**Dataset rows describing interfaces:**
══════════════════════════════

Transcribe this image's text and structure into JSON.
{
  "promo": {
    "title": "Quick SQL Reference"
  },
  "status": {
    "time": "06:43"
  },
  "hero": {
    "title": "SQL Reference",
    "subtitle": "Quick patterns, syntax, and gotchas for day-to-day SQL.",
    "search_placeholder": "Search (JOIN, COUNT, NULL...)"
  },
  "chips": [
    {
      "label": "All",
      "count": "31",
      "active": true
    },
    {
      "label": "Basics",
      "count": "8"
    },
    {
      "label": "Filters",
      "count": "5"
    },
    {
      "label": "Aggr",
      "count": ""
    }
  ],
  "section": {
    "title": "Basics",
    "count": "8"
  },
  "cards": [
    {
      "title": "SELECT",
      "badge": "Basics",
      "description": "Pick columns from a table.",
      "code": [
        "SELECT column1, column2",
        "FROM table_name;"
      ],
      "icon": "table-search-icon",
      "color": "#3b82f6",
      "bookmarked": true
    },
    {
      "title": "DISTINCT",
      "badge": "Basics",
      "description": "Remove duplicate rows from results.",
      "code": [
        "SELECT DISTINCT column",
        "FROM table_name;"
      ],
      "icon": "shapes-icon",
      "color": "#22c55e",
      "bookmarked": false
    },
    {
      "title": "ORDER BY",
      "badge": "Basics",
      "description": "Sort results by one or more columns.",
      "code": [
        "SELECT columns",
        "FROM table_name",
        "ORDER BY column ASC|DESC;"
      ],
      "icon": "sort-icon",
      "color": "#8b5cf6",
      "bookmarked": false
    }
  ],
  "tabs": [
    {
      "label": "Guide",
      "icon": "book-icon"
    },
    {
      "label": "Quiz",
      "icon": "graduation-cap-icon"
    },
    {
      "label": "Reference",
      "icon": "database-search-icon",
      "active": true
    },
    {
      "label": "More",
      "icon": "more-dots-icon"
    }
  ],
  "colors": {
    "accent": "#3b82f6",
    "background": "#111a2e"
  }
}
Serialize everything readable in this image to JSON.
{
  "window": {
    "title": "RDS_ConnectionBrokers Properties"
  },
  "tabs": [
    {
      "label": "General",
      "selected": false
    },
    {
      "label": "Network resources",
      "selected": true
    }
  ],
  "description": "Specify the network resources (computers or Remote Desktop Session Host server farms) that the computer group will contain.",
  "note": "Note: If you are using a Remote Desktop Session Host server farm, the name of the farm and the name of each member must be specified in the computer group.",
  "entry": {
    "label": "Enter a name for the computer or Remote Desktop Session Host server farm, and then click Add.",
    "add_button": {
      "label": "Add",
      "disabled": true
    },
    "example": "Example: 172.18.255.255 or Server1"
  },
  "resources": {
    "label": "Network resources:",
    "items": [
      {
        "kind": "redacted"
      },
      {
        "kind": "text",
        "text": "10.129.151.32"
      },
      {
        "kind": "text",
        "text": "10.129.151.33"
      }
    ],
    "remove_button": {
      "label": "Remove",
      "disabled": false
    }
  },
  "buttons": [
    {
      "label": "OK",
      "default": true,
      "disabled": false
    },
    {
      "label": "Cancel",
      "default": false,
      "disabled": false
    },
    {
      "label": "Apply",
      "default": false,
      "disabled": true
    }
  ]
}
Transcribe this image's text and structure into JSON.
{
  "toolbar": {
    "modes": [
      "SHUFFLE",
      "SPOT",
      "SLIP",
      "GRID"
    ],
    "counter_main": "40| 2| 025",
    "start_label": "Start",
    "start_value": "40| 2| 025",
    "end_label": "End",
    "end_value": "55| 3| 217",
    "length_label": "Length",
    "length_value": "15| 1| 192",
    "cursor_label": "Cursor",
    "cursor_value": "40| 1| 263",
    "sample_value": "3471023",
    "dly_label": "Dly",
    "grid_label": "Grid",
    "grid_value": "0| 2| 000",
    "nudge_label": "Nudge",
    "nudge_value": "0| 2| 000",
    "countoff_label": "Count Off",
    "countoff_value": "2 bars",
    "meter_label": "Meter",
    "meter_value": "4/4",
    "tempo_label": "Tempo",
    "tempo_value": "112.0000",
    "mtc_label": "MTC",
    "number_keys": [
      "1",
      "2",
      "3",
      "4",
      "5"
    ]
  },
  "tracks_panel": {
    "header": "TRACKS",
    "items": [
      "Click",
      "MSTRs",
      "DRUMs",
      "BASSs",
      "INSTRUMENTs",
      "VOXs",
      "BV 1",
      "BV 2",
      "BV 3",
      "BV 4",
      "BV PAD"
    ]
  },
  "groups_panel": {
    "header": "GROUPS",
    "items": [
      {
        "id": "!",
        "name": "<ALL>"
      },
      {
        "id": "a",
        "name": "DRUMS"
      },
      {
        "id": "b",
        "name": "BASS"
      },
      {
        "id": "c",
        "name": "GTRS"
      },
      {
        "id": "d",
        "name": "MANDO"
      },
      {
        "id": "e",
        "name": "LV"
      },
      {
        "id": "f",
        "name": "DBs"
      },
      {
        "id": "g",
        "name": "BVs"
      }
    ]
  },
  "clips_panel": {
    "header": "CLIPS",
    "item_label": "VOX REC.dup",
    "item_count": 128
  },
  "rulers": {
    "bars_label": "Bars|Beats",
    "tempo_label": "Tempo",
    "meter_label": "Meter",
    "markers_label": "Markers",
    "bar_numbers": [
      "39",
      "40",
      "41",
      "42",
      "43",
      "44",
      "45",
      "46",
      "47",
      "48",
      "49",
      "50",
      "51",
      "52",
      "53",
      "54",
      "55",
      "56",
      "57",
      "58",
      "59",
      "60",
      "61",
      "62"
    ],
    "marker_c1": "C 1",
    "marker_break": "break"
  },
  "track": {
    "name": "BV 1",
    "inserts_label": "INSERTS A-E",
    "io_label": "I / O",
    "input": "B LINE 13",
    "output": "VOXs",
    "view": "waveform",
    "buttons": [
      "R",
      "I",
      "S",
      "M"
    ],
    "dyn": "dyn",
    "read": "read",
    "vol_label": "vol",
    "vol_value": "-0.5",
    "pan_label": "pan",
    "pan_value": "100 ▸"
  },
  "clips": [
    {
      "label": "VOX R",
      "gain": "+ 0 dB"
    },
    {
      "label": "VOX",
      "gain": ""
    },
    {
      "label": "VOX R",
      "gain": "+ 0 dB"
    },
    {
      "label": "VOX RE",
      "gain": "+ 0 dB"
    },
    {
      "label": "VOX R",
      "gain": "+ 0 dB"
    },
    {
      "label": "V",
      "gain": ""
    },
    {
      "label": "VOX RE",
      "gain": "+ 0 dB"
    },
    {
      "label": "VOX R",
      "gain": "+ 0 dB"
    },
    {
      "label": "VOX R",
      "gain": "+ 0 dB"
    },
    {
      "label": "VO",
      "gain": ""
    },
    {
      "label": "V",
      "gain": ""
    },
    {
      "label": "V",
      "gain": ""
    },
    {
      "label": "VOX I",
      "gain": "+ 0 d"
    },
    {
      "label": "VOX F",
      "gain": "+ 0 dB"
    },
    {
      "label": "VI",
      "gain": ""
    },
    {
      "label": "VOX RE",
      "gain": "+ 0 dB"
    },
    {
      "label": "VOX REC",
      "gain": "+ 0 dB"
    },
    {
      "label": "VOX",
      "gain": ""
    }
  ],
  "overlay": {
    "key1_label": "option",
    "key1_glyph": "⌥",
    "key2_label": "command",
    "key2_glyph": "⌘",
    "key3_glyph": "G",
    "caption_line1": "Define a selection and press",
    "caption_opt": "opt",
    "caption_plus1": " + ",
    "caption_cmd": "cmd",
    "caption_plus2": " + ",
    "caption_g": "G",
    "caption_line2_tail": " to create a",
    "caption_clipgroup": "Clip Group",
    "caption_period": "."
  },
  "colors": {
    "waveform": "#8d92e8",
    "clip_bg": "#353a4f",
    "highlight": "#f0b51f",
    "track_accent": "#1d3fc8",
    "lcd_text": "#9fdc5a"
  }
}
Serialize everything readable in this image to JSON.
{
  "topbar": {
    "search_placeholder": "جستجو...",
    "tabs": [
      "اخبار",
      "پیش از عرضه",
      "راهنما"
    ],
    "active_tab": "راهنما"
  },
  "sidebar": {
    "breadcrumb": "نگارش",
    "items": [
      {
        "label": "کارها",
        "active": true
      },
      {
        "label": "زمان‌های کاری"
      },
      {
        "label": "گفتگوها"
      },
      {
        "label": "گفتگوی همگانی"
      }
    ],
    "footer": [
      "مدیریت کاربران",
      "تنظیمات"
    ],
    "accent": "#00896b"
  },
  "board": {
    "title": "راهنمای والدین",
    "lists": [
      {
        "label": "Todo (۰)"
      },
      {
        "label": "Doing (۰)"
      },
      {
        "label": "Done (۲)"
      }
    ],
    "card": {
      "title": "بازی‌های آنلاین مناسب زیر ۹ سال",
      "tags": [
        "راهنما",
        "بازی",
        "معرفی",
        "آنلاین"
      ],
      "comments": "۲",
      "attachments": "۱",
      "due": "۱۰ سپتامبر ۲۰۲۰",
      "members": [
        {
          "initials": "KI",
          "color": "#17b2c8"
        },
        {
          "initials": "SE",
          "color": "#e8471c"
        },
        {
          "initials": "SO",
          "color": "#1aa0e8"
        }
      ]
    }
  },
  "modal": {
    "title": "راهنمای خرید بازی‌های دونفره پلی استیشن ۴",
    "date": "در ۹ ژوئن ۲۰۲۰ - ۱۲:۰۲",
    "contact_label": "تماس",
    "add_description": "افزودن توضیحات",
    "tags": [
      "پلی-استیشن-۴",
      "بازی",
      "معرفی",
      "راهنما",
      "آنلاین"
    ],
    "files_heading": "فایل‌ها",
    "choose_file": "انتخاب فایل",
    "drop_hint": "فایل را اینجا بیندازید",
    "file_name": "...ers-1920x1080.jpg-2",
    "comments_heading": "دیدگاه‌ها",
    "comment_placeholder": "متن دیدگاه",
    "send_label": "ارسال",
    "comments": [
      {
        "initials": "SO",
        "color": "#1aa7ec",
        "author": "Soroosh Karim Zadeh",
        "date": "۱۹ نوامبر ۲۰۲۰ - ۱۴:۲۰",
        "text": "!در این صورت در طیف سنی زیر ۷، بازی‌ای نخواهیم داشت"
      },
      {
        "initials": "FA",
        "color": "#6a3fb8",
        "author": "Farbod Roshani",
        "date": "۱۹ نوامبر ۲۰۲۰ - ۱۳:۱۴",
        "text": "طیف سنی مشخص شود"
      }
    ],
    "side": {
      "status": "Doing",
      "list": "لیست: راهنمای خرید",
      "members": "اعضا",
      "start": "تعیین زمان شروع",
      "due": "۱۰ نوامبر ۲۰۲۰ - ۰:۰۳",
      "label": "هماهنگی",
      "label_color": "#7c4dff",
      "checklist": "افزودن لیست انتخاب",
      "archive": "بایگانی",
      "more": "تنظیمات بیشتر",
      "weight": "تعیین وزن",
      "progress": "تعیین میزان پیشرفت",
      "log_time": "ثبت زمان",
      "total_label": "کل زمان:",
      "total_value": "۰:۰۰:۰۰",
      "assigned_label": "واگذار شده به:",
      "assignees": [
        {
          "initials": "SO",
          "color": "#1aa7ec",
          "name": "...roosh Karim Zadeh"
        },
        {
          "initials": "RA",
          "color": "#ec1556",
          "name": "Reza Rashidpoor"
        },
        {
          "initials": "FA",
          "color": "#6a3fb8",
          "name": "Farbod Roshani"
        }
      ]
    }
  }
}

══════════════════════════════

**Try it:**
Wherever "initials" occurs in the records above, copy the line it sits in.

**Solution:**
          "initials": "KI",
          "initials": "SE",
          "initials": "SO",
        "initials": "SO",
        "initials": "FA",
          "initials": "SO",
          "initials": "RA",
          "initials": "FA",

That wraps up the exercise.